Please return the lines of the data that contain "JSON".

Dataset records
+---+

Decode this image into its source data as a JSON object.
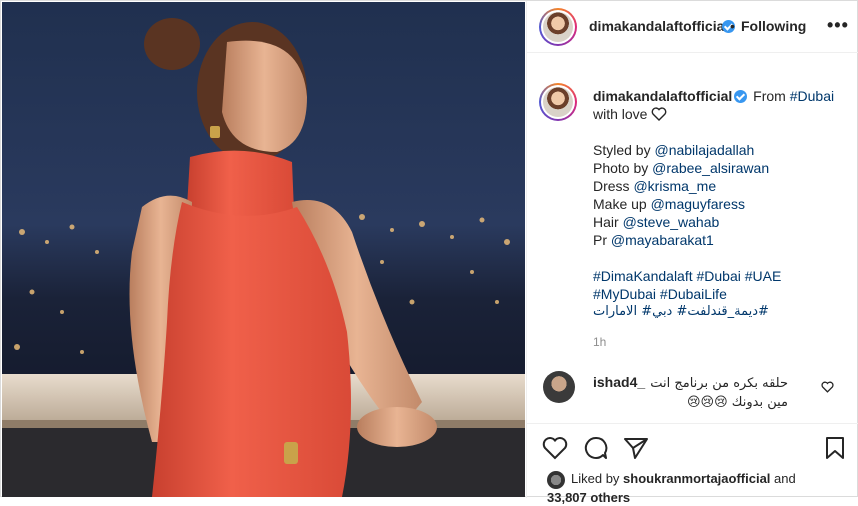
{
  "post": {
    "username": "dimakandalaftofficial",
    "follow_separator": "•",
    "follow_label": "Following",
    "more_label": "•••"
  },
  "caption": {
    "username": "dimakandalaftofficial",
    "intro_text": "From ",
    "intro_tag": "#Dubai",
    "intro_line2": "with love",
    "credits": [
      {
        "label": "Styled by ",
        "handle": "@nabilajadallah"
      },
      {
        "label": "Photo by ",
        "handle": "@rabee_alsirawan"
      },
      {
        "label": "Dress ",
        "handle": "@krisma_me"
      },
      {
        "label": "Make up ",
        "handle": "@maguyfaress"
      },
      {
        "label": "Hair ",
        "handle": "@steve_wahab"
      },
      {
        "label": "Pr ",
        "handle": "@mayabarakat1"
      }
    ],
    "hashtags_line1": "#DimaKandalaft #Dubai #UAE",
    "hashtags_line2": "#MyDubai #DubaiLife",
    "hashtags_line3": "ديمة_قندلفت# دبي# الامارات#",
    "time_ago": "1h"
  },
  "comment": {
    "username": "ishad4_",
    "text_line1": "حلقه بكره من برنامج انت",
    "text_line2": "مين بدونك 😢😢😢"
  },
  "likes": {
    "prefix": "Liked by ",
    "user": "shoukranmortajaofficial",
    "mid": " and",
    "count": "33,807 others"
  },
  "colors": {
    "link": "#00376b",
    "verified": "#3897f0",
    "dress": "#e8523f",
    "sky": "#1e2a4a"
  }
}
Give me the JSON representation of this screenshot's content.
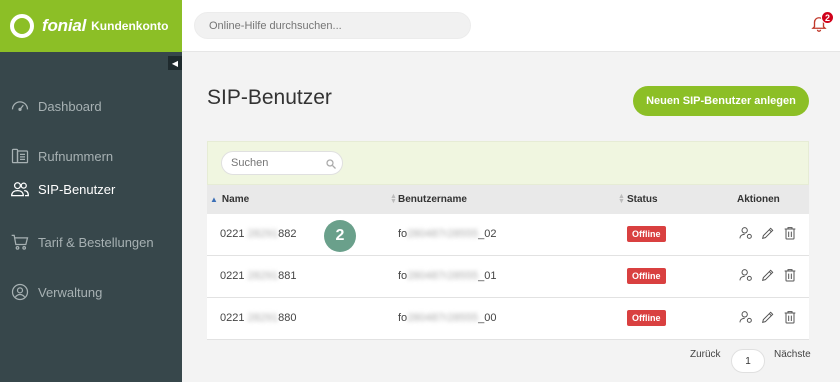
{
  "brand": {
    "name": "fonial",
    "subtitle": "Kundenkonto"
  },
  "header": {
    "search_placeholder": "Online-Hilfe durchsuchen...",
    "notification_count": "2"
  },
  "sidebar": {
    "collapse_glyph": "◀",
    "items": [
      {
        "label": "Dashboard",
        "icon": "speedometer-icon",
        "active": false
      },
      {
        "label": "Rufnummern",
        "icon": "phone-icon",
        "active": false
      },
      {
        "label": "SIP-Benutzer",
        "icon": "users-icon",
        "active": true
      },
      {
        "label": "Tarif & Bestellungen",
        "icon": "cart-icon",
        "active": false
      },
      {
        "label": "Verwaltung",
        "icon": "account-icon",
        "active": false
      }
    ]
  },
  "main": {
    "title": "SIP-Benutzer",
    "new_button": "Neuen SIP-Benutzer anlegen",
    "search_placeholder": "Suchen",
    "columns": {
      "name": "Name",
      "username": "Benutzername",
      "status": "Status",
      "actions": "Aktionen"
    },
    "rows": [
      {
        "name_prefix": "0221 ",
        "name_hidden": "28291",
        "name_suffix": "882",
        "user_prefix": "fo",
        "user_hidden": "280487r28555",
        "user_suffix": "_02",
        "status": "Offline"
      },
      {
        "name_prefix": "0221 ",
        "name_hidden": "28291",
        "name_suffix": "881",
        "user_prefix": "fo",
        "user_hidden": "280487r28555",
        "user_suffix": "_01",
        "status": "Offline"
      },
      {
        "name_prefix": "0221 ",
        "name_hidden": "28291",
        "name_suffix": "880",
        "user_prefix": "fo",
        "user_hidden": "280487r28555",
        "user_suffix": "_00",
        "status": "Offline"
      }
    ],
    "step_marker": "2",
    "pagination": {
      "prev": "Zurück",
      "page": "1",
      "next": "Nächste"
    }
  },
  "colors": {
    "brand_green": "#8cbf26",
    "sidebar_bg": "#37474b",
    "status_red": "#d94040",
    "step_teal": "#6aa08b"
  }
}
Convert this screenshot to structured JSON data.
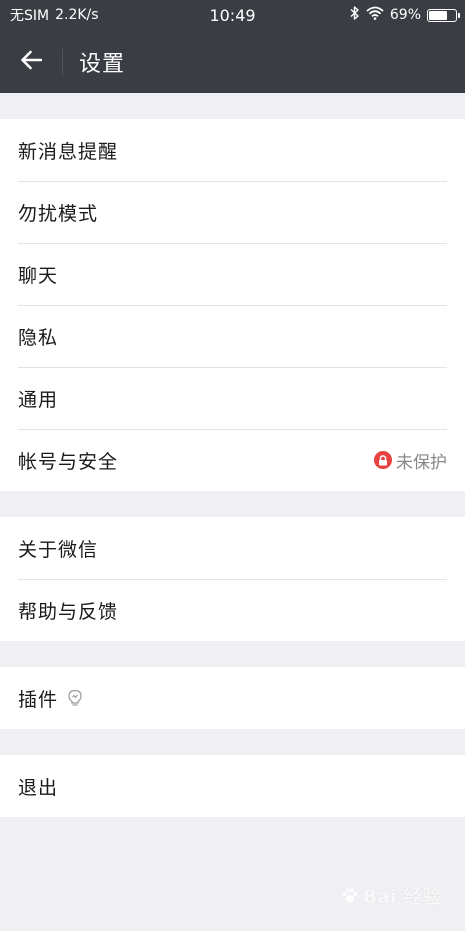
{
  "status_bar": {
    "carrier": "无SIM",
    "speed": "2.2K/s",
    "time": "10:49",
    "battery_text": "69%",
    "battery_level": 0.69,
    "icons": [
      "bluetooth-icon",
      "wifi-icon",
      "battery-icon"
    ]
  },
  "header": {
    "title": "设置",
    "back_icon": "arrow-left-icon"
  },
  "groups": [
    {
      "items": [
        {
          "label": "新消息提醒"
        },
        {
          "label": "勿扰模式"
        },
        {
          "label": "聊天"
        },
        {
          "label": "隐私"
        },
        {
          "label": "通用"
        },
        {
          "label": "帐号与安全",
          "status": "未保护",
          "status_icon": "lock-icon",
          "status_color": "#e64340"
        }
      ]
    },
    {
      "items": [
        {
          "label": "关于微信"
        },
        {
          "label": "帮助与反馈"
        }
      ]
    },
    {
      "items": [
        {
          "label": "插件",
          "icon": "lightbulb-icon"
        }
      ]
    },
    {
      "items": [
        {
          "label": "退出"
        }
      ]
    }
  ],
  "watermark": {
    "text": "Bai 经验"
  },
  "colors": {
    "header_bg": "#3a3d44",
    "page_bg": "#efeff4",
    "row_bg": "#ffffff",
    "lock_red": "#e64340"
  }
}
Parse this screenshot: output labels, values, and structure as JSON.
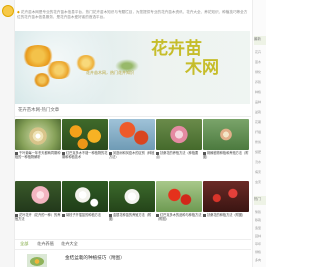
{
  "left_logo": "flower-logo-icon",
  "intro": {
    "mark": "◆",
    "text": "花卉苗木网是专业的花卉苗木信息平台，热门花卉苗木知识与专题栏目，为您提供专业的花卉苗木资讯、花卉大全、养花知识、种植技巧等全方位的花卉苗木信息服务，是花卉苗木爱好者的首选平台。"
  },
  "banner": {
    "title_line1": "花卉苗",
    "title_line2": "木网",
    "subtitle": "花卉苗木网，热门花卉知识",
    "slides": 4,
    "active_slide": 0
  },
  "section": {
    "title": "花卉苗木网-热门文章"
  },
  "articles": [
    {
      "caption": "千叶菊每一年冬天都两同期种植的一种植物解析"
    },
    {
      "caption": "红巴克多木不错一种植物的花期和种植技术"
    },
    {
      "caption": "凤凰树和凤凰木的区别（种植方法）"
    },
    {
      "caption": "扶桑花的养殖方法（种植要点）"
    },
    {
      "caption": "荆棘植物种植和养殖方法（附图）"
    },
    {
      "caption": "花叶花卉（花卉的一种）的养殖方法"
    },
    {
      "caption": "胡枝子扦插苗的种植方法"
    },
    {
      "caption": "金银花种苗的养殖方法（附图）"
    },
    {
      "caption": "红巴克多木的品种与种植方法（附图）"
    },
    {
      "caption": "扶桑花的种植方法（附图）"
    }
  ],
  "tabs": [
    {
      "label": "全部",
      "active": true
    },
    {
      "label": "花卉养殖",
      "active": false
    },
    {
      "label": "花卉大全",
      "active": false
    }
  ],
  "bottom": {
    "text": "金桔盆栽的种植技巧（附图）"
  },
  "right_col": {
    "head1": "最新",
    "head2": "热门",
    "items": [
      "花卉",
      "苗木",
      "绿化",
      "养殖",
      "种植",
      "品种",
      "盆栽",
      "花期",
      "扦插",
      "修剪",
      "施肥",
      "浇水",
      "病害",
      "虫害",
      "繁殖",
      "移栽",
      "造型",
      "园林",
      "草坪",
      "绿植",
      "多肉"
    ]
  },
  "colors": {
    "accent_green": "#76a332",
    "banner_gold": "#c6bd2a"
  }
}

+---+

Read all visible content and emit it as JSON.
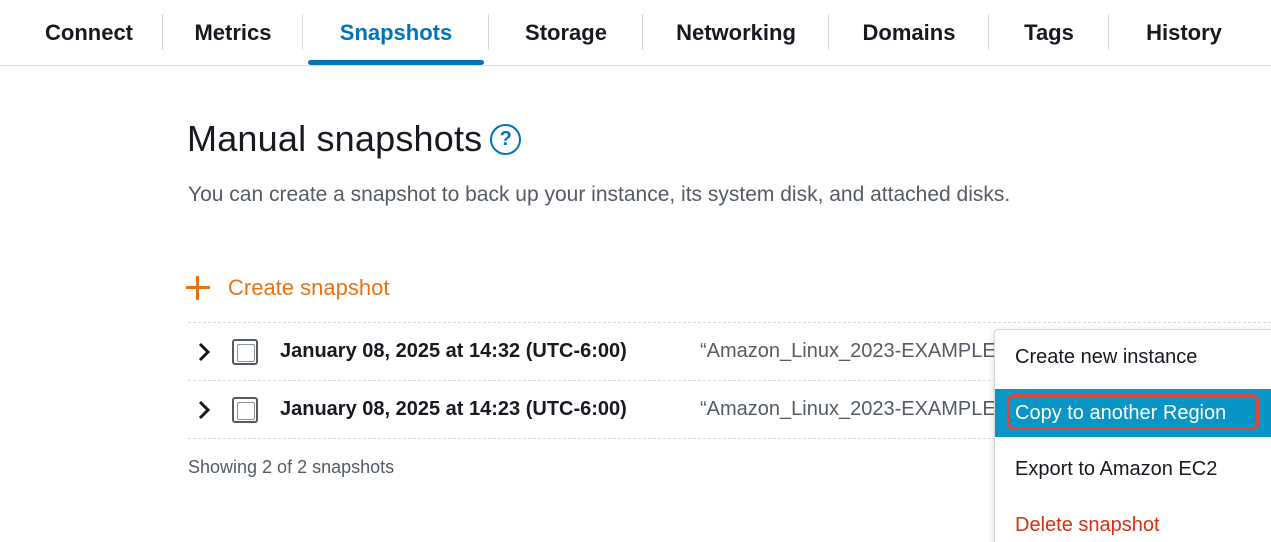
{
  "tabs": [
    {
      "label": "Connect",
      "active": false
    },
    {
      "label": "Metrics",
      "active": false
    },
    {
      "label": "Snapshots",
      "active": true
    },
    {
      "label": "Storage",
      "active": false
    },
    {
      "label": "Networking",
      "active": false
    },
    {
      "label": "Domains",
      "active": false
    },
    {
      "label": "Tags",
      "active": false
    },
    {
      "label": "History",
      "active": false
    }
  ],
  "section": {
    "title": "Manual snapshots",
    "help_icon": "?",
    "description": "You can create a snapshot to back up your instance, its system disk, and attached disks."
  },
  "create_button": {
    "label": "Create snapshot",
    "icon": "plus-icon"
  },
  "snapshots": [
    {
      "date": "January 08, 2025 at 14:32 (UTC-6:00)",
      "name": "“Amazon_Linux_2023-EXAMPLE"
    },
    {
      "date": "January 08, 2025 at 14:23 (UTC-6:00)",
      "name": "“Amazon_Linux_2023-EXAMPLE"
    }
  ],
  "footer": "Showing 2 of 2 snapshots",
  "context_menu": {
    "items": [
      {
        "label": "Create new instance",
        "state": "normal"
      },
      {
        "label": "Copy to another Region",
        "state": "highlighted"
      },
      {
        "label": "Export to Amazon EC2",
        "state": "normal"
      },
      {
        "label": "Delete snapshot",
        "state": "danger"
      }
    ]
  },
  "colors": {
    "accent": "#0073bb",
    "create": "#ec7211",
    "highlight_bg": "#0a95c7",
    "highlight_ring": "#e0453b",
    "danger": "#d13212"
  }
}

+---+

Solution for this problem
Decode this image into its source data as a JSON object.
Give me the JSON representation of this screenshot's content.
Convert this screenshot to structured JSON data.
Parse this screenshot: output labels, values, and structure as JSON.
Read all visible content and emit it as JSON.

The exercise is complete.